  2. I have a very stupid question: why are you geotagging your JPG and not the RAW files? Apparently it's not possible to do it on RAW, i tried with Digikam. I find this a pity, as you need to geotag the same photo several times if you process several jpg. It just doesn't make sense. It should be in the RAW, as it's an information related to the original shot, and not about any processed jpg version. It should also follow in the tags of the JPGs. Can someone explain me this choice?

  3. Thanks philn, I've also tested gps_saver but I kind of prefer Maemo-Mapper : more functionalites and you have the same power consumption.

    François :
    by definition, RAW files are read-only, because their are in proprietary format (I'm not talking about DNG format, since there is still no way to convert a RAW file to DNG without any information loss), so you can't attach any kind of geotag to them.

    With gps_correlate, you can give a entire session of photos (ie after your developed them from RAW to JPEG) and geotag them in one action.

  4. Thanks Frederic. It's clearer to me now. I can just see that we cannot do it for bad reasons (proprietary format...). It's still possible to change some meta data in a RAW file (like the dates and times), it is possible thanks to some reverse engineering of the RAW format? And is it too optimistic to hope for the same possility for geotagging?

  5. No, François, there is no utility providing write support on RAW file. Some tools (like Digikam) can save additional metadata in an supplementary file in XMP format (if your file is named img_0101.cr2 for Canon, additional metadata will be saved in img_0101.xmp). This allows to easily export metadata which are often only available in photo software database.

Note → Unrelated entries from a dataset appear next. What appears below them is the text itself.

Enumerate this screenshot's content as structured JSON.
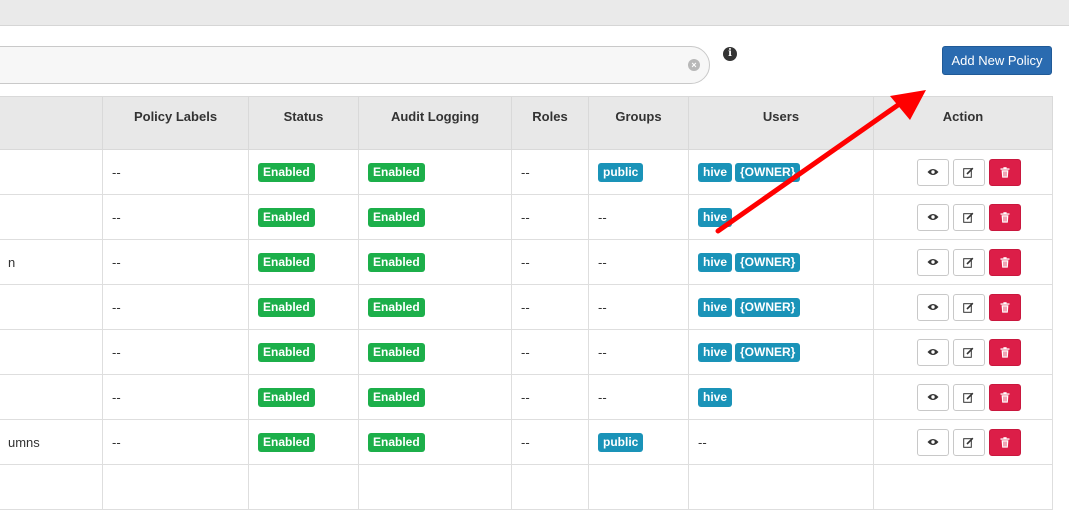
{
  "search": {
    "value": "",
    "clear_glyph": "×"
  },
  "info": {
    "glyph": "i"
  },
  "add_button": {
    "label": "Add New Policy"
  },
  "table": {
    "columns": [
      "",
      "Policy Labels",
      "Status",
      "Audit Logging",
      "Roles",
      "Groups",
      "Users",
      "Action"
    ],
    "rows": [
      {
        "name": "",
        "labels": "--",
        "status": "Enabled",
        "audit": "Enabled",
        "roles": "--",
        "groups": [
          "public"
        ],
        "groups_text": "",
        "users": [
          "hive",
          "{OWNER}"
        ],
        "users_text": ""
      },
      {
        "name": "",
        "labels": "--",
        "status": "Enabled",
        "audit": "Enabled",
        "roles": "--",
        "groups": [],
        "groups_text": "--",
        "users": [
          "hive"
        ],
        "users_text": ""
      },
      {
        "name": "n",
        "labels": "--",
        "status": "Enabled",
        "audit": "Enabled",
        "roles": "--",
        "groups": [],
        "groups_text": "--",
        "users": [
          "hive",
          "{OWNER}"
        ],
        "users_text": ""
      },
      {
        "name": "",
        "labels": "--",
        "status": "Enabled",
        "audit": "Enabled",
        "roles": "--",
        "groups": [],
        "groups_text": "--",
        "users": [
          "hive",
          "{OWNER}"
        ],
        "users_text": ""
      },
      {
        "name": "",
        "labels": "--",
        "status": "Enabled",
        "audit": "Enabled",
        "roles": "--",
        "groups": [],
        "groups_text": "--",
        "users": [
          "hive",
          "{OWNER}"
        ],
        "users_text": ""
      },
      {
        "name": "",
        "labels": "--",
        "status": "Enabled",
        "audit": "Enabled",
        "roles": "--",
        "groups": [],
        "groups_text": "--",
        "users": [
          "hive"
        ],
        "users_text": ""
      },
      {
        "name": "umns",
        "labels": "--",
        "status": "Enabled",
        "audit": "Enabled",
        "roles": "--",
        "groups": [
          "public"
        ],
        "groups_text": "",
        "users": [],
        "users_text": "--"
      },
      {
        "name": "",
        "labels": "",
        "status": "",
        "audit": "",
        "roles": "",
        "groups": [],
        "groups_text": "",
        "users": [],
        "users_text": ""
      }
    ],
    "action_icons": [
      "eye-icon",
      "edit-icon",
      "trash-icon"
    ]
  },
  "colors": {
    "primary_button": "#2a6bb0",
    "enabled_badge": "#1caf4a",
    "tag_badge": "#1a93b8",
    "delete_button": "#dc1e48",
    "annotation_arrow": "#ff0000"
  }
}
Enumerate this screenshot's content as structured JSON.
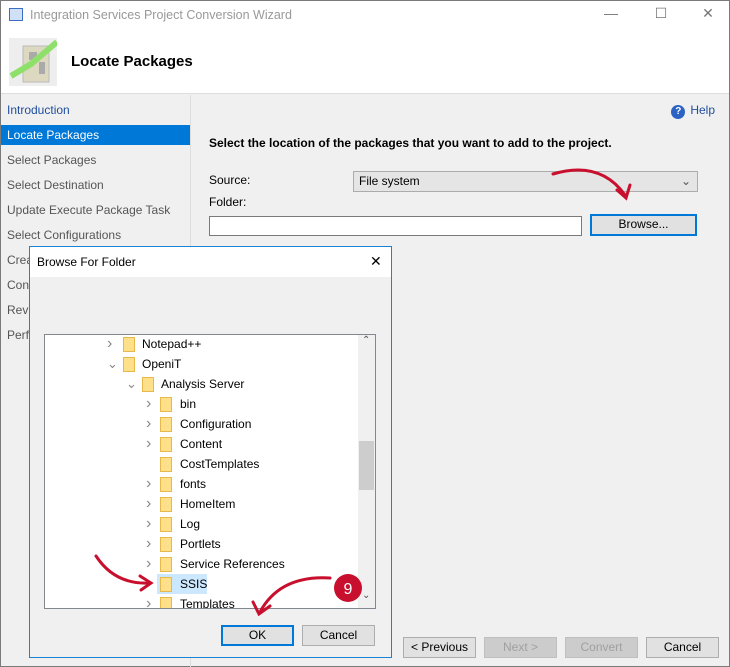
{
  "window": {
    "title": "Integration Services Project Conversion Wizard",
    "minimize": "—",
    "maximize": "☐",
    "close": "✕"
  },
  "header": {
    "title": "Locate Packages"
  },
  "sidebar": {
    "items": [
      {
        "label": "Introduction",
        "selected": false
      },
      {
        "label": "Locate Packages",
        "selected": true
      },
      {
        "label": "Select Packages",
        "selected": false
      },
      {
        "label": "Select Destination",
        "selected": false
      },
      {
        "label": "Update Execute Package Task",
        "selected": false
      },
      {
        "label": "Select Configurations",
        "selected": false
      },
      {
        "label": "Crea",
        "selected": false
      },
      {
        "label": "Conf",
        "selected": false
      },
      {
        "label": "Revi",
        "selected": false
      },
      {
        "label": "Perfo",
        "selected": false
      }
    ]
  },
  "main": {
    "help": "Help",
    "instruction": "Select the location of the packages that you want to add to the project.",
    "source_label": "Source:",
    "source_value": "File system",
    "folder_label": "Folder:",
    "folder_value": "",
    "browse": "Browse..."
  },
  "footer": {
    "previous": "< Previous",
    "next": "Next >",
    "convert": "Convert",
    "cancel": "Cancel"
  },
  "dialog": {
    "title": "Browse For Folder",
    "close": "✕",
    "ok": "OK",
    "cancel": "Cancel",
    "tree": [
      {
        "label": "Notepad++",
        "level": 0,
        "state": "collapsed"
      },
      {
        "label": "OpeniT",
        "level": 0,
        "state": "expanded"
      },
      {
        "label": "Analysis Server",
        "level": 1,
        "state": "expanded"
      },
      {
        "label": "bin",
        "level": 2,
        "state": "collapsed"
      },
      {
        "label": "Configuration",
        "level": 2,
        "state": "collapsed"
      },
      {
        "label": "Content",
        "level": 2,
        "state": "collapsed"
      },
      {
        "label": "CostTemplates",
        "level": 2,
        "state": "leaf"
      },
      {
        "label": "fonts",
        "level": 2,
        "state": "collapsed"
      },
      {
        "label": "HomeItem",
        "level": 2,
        "state": "collapsed"
      },
      {
        "label": "Log",
        "level": 2,
        "state": "collapsed"
      },
      {
        "label": "Portlets",
        "level": 2,
        "state": "collapsed"
      },
      {
        "label": "Service References",
        "level": 2,
        "state": "collapsed"
      },
      {
        "label": "SSIS",
        "level": 2,
        "state": "leaf",
        "selected": true
      },
      {
        "label": "Templates",
        "level": 2,
        "state": "collapsed"
      }
    ]
  },
  "annotation": {
    "step": "9",
    "color": "#c8102e"
  }
}
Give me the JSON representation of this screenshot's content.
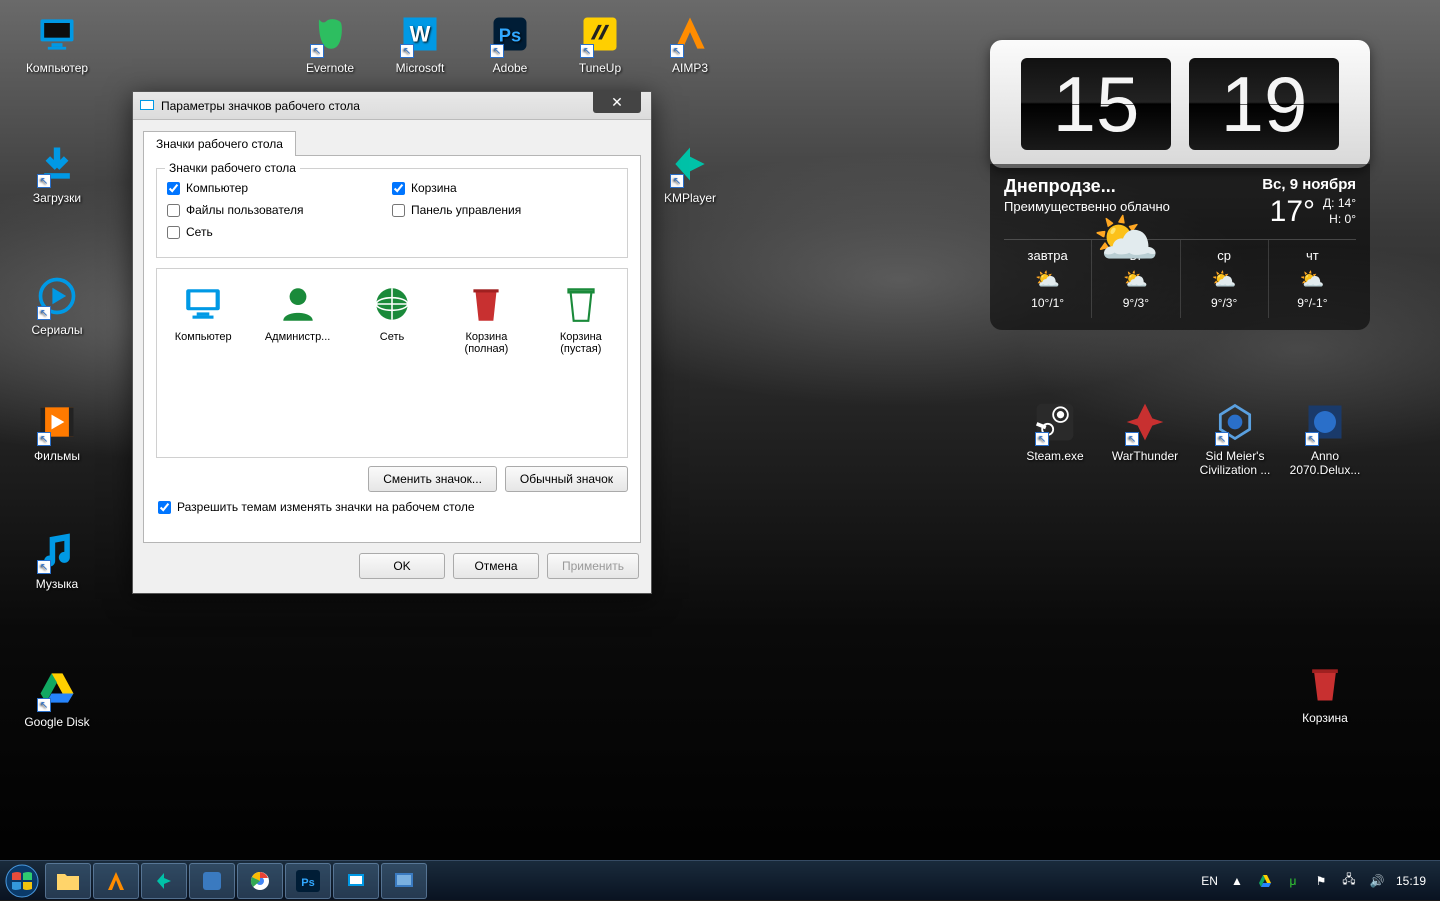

    And remember you can't do anything with RAW files "directly", you will need to develop them either to JPG, PNG or TIFF.

  6. with Exiftool, you can modify your RAW file. I don't know if it's very reliable, but I had to adjust the date and time of dozens of RAW photos because my cam was set to the wrong date. I did it directly on the .cr2 with this tool, and it's working quite well. So maybe it's possible to use it to modify the geotags also. Geotag seems to be able to do it:

    I really hate to have to repeat the same thing for each different jpg version I process, that's why i'm trying to find a way to geotag my RAWs once for all. So maybe there is hope for a reliable geotagging of Raw files? At least CR2, that's all I would ask for...

  7. Thanks for the info, but I'm still think it is best to let raw files untouched and store those changes elsewhere. I don't understand why you need to repeat your changes on each jpeg versions : once you did the change on the first version, it will be available on derived versions.

    I didn't test Geotag before. I've checked it quickly and it is quite nice, with integration with Google Maps. BTW, it didn't seem to handle CR2 files.

  8. I know it's rare, but sometimes I process several versions of a same raw: a black and white version for instance, and a color version. Also, I can't consider myself as a good photograph, neither a advanced user of raw softwares. So I know that in a couple of months or years, I will probably reprocessed some raws. So it's quite annoying for me to include a geotagging in a JPG. I wouldn't mind to put the geotagging in a side file, but it's suboptimal to me. But it's just my point of view of course.

    About Geotag, the website states that it can write to CR2. But it probably requires to install the needed dependencies?

  9. You could also upload your tracks to OpenStreetMap even if you don't do any mapping yourself.

  10. Interesting thoughts. I hope to geo-tag photos from my next trips too.

    Oh, and I think this should be cross-referenced at as well!

  11. I don't see the point in uploading random (ie obtained in a photo shoot session) "by foot" tracks to OpenStreetMap, since they can't be useful to anybody to create maps.